Yeobo (여보) – “Honey” or “Darling”
This translates as “honey” or “darling”. It is used exclusively between married couples. You may have heard of this term from a husband or wife in Korean dramas. This term can be used for both men and women.
여보, 생일 축하해. → Happy birthday, honey. (yeobo, saengnil chukahae)
여보, 괜찮아? → Are you okay, honey? (yeobo, gwaenchana?)
Aein (애인) – “Sweetheart”
“Sweetheart” is the closest translation for this term of endearment. 애인 (ae in | sweetheart) is gender-neutral. This means anyone can use 애인 (ae in | sweetheart) with their partner or when referring to someone’s partner.
애인 있어요? → Do you have a sweetheart? (aein isseoyo?)
애인 없어요. → I don’t have a sweetheart. (aein eopseoyo.)
나는 애인을 기다려요. → I’m waiting for my sweetheart. (naneun aeineul gidaryeoyo)
나는 애인하고 여행해요. → I travel with my lover. (naneun aeinhago yeohaenghaeyo)
Aegiya (애기야) – “Baby”
The word 애기 (aegi) is a cute way of saying 아기 (agi), which means “baby. This Korean term of endearment is used as a sweet way of saying “baby”.
애기야 뭐 먹을까? → What shall we eat baby? (aegiya mwo meogeulkka?)
아이구 우리 애기~ → Oh my god, my baby ~ (aigu uri aegi~)
Naekkeo (내꺼) – “Mine” or “My Sweetheart”
You could translate this term of endearment as “mine” or “my sweetheart”. It’s an extra cute way of talking. You can also use 이름 + 꺼 (name + kkeo), meaning “mine”.
내꺼~ 지금 어디에요? → My (sweetheart), where are you now? (naekkeo~ jigeum eodieyo?)
우리 남친 누구꺼? 내꺼! → My boyfriend, whose boyfriend are you? Mine! (uri namchin nugukkeo? naekkeo!)
Gongjunim (공주님) – “Princess”
“Princess” is a term of endearment a man can use when speaking with his girlfriend. The word 공주(gongju) means princess, and the 님 (nim) part is a formal title. It’s similar to referring to your girlfriend as if she’s royalty.
우리 공주님을 위해서라면 무엇이든. → Anything for my princess. (uri gongjunimeul wihaeseoramyeon mueosideun)
오늘따라 예뻐 보여요 공주님. → You look pretty today, princess. (oneulttara yeppeo boyeoyo gongjunim)
Wangjanim (왕자님) – “Prince”
Like princess for women, “prince” is what some girls and women may use with their boyfriend. The 님 (nim) suffix is used as a title of respect. Even if the couple talks formally to each other, the 님 (nim) suffix makes the term of endearment seem more kind and caring.
당신은 나의 왕자님이에요. → You are my prince. (dangsineun naui wangjanimieyo)
우리 왕자님, 너무 멋져 보여요. → You look so cool, my prince. (uri wangjanim, neomu meotjyeo boyeoyo)

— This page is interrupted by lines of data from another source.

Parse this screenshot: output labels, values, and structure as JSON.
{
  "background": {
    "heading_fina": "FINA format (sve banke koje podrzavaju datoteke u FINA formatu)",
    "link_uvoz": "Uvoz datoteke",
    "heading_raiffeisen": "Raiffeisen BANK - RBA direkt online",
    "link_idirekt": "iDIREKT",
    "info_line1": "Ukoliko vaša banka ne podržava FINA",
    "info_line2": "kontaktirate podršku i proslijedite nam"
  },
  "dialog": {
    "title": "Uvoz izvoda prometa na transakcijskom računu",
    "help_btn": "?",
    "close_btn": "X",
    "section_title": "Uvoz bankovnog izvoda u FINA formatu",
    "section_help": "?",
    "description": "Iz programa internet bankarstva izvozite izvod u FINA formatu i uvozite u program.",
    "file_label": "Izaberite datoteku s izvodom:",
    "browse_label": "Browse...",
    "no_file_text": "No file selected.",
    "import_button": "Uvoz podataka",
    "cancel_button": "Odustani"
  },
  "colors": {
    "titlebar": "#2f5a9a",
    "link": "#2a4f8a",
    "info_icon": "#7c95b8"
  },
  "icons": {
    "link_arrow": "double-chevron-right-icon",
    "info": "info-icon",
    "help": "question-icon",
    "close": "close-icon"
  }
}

Oppa (오빠)– “Older Brother” (from younger female)
Although the literal translation for this word is “brother”, it has deeper meaning. 오빠 (oppa) is also a common term of endearment for girls and women to use with their boyfriends and husbands. The term, 오빠 (oppa), is used both directly with your partner and when talking about him to others.
오빠가 있어서 든든해. → I feel safe/secure to have you. (oppaga isseoseo deundeunhae.)
오빠가 보고 싶어요. → I miss you.(oppaga bogo sipeoyo.)
Seobangnim (서방님) – “Husband”
Or 서방 (seobang) more informally, this term simply translates as “husband”. It’s a common term used in the world of married couples. It has deep historical roots in Korean, although you’ll perhaps hear it more for sons-in-law than husbands in modern-day Korea.
서방님, 집에 일찍 들어오세요. → (Husband) Please come home early. (seobangnim, jibe iljjik deureooseyo.)
서방님, 식사하세요. → (Husband) Please eat, your meal is ready. (seobangnim, siksahaseyo.)
How to talk about your Couple with others?
You wouldn’t use most of the above terms of endearment when talking about your partner. Instead, you’d simply call them “husband” (남편| nampyeon), “wife” (아내 | anae / 와이프 | waipeu), “boyfriend” (남친 | namchin) and “girlfriend” (여친 | yeochin).